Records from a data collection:
========================================================================
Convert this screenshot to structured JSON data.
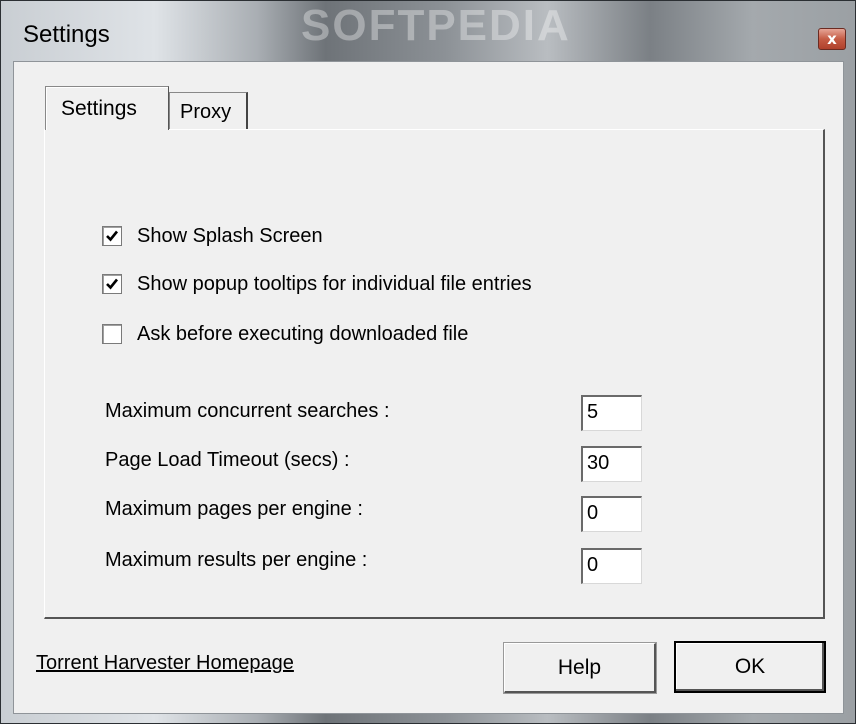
{
  "window": {
    "title": "Settings",
    "close_glyph": "x"
  },
  "tabs": [
    {
      "label": "Settings",
      "active": true
    },
    {
      "label": "Proxy",
      "active": false
    }
  ],
  "checkboxes": [
    {
      "label": "Show Splash Screen",
      "checked": true
    },
    {
      "label": "Show popup tooltips for individual file entries",
      "checked": true
    },
    {
      "label": "Ask before executing downloaded file",
      "checked": false
    }
  ],
  "fields": [
    {
      "label": "Maximum concurrent searches :",
      "value": "5"
    },
    {
      "label": "Page Load Timeout (secs)  :",
      "value": "30"
    },
    {
      "label": "Maximum pages per engine :",
      "value": "0"
    },
    {
      "label": "Maximum results per engine  :",
      "value": "0"
    }
  ],
  "footer": {
    "homepage_link": "Torrent Harvester Homepage",
    "help_label": "Help",
    "ok_label": "OK"
  },
  "watermark": "SOFTPEDIA",
  "colors": {
    "dialog_bg": "#f0f0f0",
    "close_button": "#c55c45"
  }
}
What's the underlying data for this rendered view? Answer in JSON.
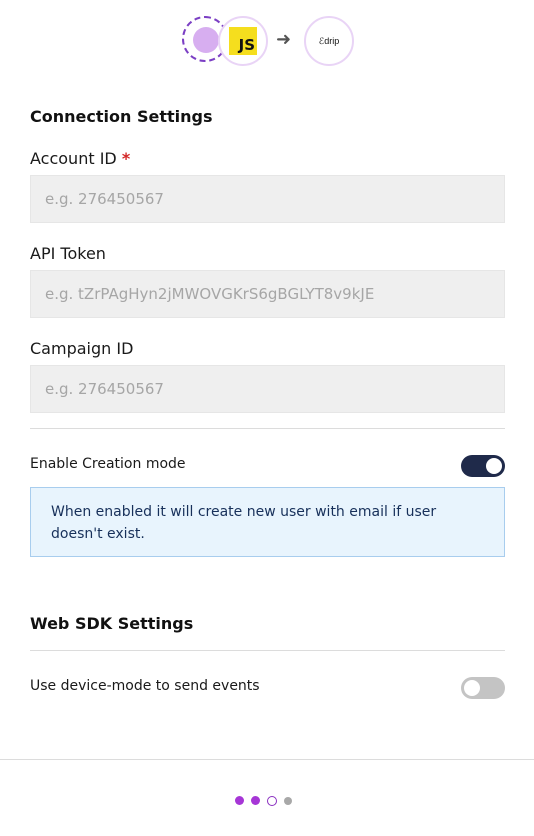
{
  "header": {
    "source_icon": "js-logo-icon",
    "source_logo_text": "JS",
    "arrow_icon": "arrow-right-icon",
    "arrow_glyph": "➜",
    "destination_logo_text": "ℰdrip"
  },
  "connection": {
    "title": "Connection Settings",
    "account_id": {
      "label": "Account ID",
      "required_mark": "*",
      "placeholder": "e.g. 276450567",
      "value": ""
    },
    "api_token": {
      "label": "API Token",
      "placeholder": "e.g. tZrPAgHyn2jMWOVGKrS6gBGLYT8v9kJE",
      "value": ""
    },
    "campaign_id": {
      "label": "Campaign ID",
      "placeholder": "e.g. 276450567",
      "value": ""
    },
    "creation_mode": {
      "label": "Enable Creation mode",
      "enabled": true
    },
    "info_text": "When enabled it will create new user with email if user doesn't exist."
  },
  "web_sdk": {
    "title": "Web SDK Settings",
    "device_mode": {
      "label": "Use device-mode to send events",
      "enabled": false
    }
  },
  "steps": {
    "total": 4,
    "current": 3,
    "colors": {
      "done": "#a636d6",
      "current": "#8a2fc0",
      "pending": "#a8a8a8"
    }
  },
  "colors": {
    "toggle_on": "#1f2a4a",
    "toggle_off": "#c4c4c4",
    "required": "#d32424",
    "info_bg": "#e8f4fd",
    "info_border": "#a8cdee"
  }
}
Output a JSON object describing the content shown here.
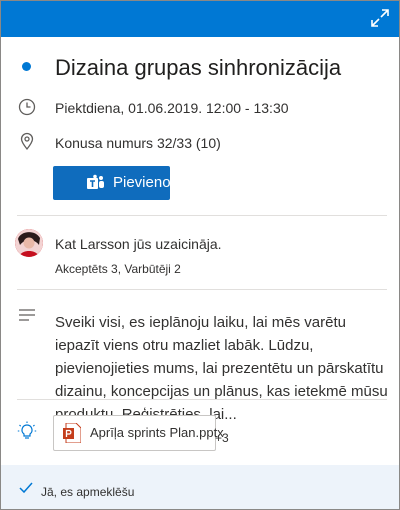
{
  "event": {
    "title": "Dizaina grupas sinhronizācija",
    "datetime": "Piektdiena, 01.06.2019. 12:00 - 13:30",
    "location": "Konusa numurs 32/33 (10)",
    "join_label": "Pievienoties"
  },
  "invite": {
    "text": "Kat Larsson jūs uzaicināja.",
    "responses": "Akceptēts 3, Varbūtēji 2"
  },
  "description": "Sveiki visi, es ieplānoju laiku, lai mēs varētu iepazīt viens otru mazliet labāk. Lūdzu, pievienojieties mums, lai prezentētu un pārskatītu dizainu, koncepcijas un plānus, kas ietekmē mūsu produktu. Reģistrēties, lai...",
  "attachments": {
    "first_name": "Aprīļa sprints Plan.pptx",
    "more_count": "+3"
  },
  "rsvp": {
    "label": "Jā, es apmeklēšu"
  },
  "colors": {
    "accent": "#0078d4",
    "button": "#0f6cbd",
    "footer_bg": "#edf3fa",
    "ppt": "#c43e1c"
  },
  "icons": [
    "expand-icon",
    "calendar-color-dot",
    "clock-icon",
    "location-pin-icon",
    "teams-icon",
    "avatar",
    "description-lines-icon",
    "lightbulb-icon",
    "powerpoint-icon",
    "checkmark-icon"
  ]
}
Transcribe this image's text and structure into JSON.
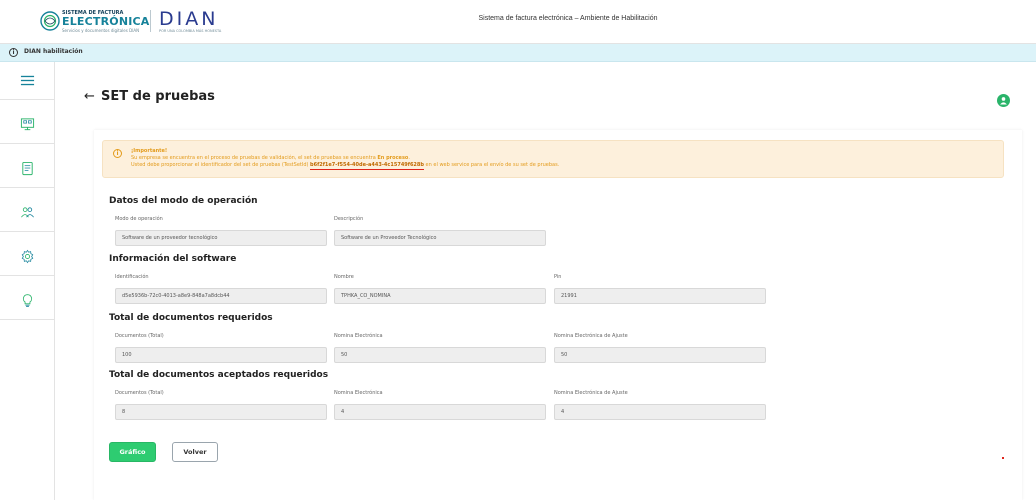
{
  "header": {
    "logo_sf": {
      "line1": "SISTEMA DE FACTURA",
      "line2": "ELECTRÓNICA",
      "line3": "Servicios y documentos digitales DIAN"
    },
    "logo_dian": {
      "word": "DIAN",
      "tag": "POR UNA COLOMBIA MÁS HONESTA"
    },
    "title": "Sistema de factura electrónica – Ambiente de Habilitación"
  },
  "env_bar": {
    "label": "DIAN habilitación"
  },
  "sidebar": {
    "items": [
      {
        "icon": "menu-icon"
      },
      {
        "icon": "monitor-icon"
      },
      {
        "icon": "document-icon"
      },
      {
        "icon": "users-icon"
      },
      {
        "icon": "gear-icon"
      },
      {
        "icon": "lightbulb-icon"
      }
    ]
  },
  "page": {
    "back_arrow": "←",
    "title": "SET de pruebas"
  },
  "alert": {
    "title": "¡Importante!",
    "line1_a": "Su empresa se encuentra en el proceso de pruebas de validación, el set de pruebas se encuentra ",
    "line1_b": "En proceso",
    "line1_c": ".",
    "line2_a": "Usted debe proporcionar el identificador del set de pruebas (TestSetId) ",
    "line2_id": "b6f2f1e7-f554-40de-a443-4c15749f628b",
    "line2_c": " en el web service para el envío de su set de pruebas."
  },
  "operation": {
    "heading": "Datos del modo de operación",
    "mode_label": "Modo de operación",
    "mode_value": "Software de un proveedor tecnológico",
    "desc_label": "Descripción",
    "desc_value": "Software de un Proveedor Tecnológico"
  },
  "software": {
    "heading": "Información del software",
    "id_label": "Identificación",
    "id_value": "d5e5936b-72c0-4013-a8e9-848a7a8dcb44",
    "name_label": "Nombre",
    "name_value": "TPHKA_CO_NOMINA",
    "pin_label": "Pin",
    "pin_value": "21991"
  },
  "required": {
    "heading": "Total de documentos requeridos",
    "total_label": "Documentos (Total)",
    "total_value": "100",
    "nomina_label": "Nomina Electrónica",
    "nomina_value": "50",
    "ajuste_label": "Nomina Electrónica de Ajuste",
    "ajuste_value": "50"
  },
  "accepted": {
    "heading": "Total de documentos aceptados requeridos",
    "total_label": "Documentos (Total)",
    "total_value": "8",
    "nomina_label": "Nomina Electrónica",
    "nomina_value": "4",
    "ajuste_label": "Nomina Electrónica de Ajuste",
    "ajuste_value": "4"
  },
  "buttons": {
    "chart": "Gráfico",
    "back": "Volver"
  },
  "colors": {
    "accent_green": "#2ecc71",
    "env_bar": "#dcf3f9",
    "alert_bg": "#fdf0dc",
    "alert_text": "#e39b1b"
  }
}
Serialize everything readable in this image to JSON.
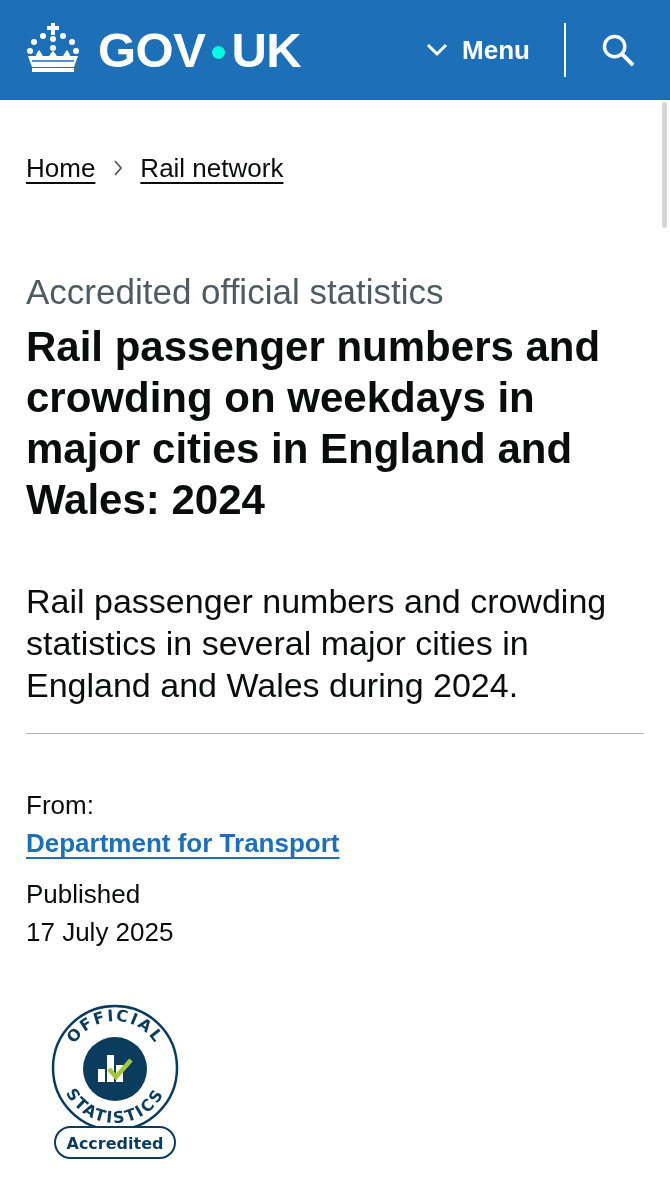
{
  "header": {
    "logo_words": [
      "GOV",
      "UK"
    ],
    "menu": {
      "label": "Menu",
      "expanded": false
    }
  },
  "breadcrumbs": [
    {
      "label": "Home"
    },
    {
      "label": "Rail network"
    }
  ],
  "caption": "Accredited official statistics",
  "title": "Rail passenger numbers and crowding on weekdays in major cities in England and Wales: 2024",
  "lead": "Rail passenger numbers and crowding statistics in several major cities in England and Wales during 2024.",
  "metadata": {
    "from_label": "From:",
    "organisations": [
      "Department for Transport"
    ],
    "published_label": "Published",
    "published_date": "17 July 2025"
  },
  "badge": {
    "top_text": "OFFICIAL",
    "bottom_text": "STATISTICS",
    "label": "Accredited"
  }
}
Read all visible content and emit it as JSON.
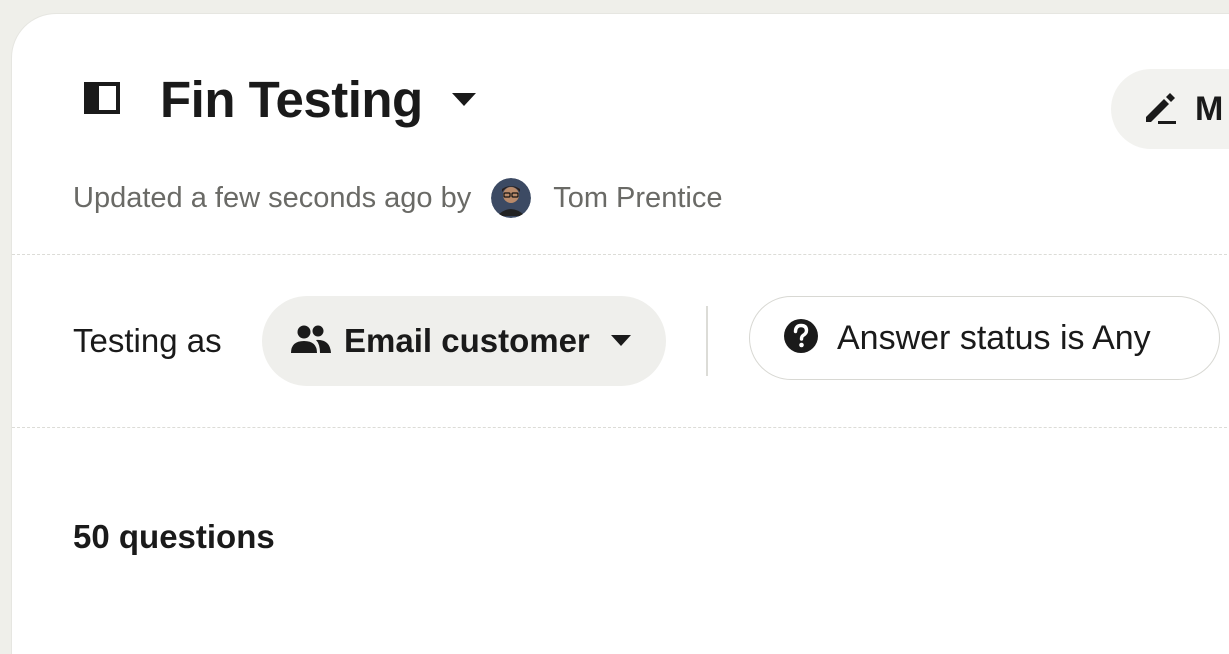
{
  "header": {
    "title": "Fin Testing",
    "edit_button_label": "M"
  },
  "meta": {
    "updated_text": "Updated a few seconds ago by",
    "author_name": "Tom Prentice"
  },
  "toolbar": {
    "testing_as_label": "Testing as",
    "persona_value": "Email customer",
    "filter_label": "Answer status is Any"
  },
  "content": {
    "question_count": "50 questions"
  },
  "icons": {
    "sidebar_toggle": "sidebar-toggle-icon",
    "title_caret": "caret-down-icon",
    "edit": "pencil-icon",
    "persona": "people-icon",
    "persona_caret": "caret-down-icon",
    "filter": "question-circle-icon"
  },
  "colors": {
    "background": "#efefea",
    "panel": "#ffffff",
    "text": "#1a1a1a",
    "muted_text": "#6a6a66",
    "pill_fill": "#efefec",
    "divider": "#dcdcd7"
  }
}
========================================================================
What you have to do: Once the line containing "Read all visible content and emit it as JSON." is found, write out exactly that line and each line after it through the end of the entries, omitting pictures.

Output for this exercise:
Read all visible content and emit it as JSON.
{
  "header": {
    "title": "Fin Testing",
    "edit_button_label": "M"
  },
  "meta": {
    "updated_text": "Updated a few seconds ago by",
    "author_name": "Tom Prentice"
  },
  "toolbar": {
    "testing_as_label": "Testing as",
    "persona_value": "Email customer",
    "filter_label": "Answer status is Any"
  },
  "content": {
    "question_count": "50 questions"
  },
  "icons": {
    "sidebar_toggle": "sidebar-toggle-icon",
    "title_caret": "caret-down-icon",
    "edit": "pencil-icon",
    "persona": "people-icon",
    "persona_caret": "caret-down-icon",
    "filter": "question-circle-icon"
  },
  "colors": {
    "background": "#efefea",
    "panel": "#ffffff",
    "text": "#1a1a1a",
    "muted_text": "#6a6a66",
    "pill_fill": "#efefec",
    "divider": "#dcdcd7"
  }
}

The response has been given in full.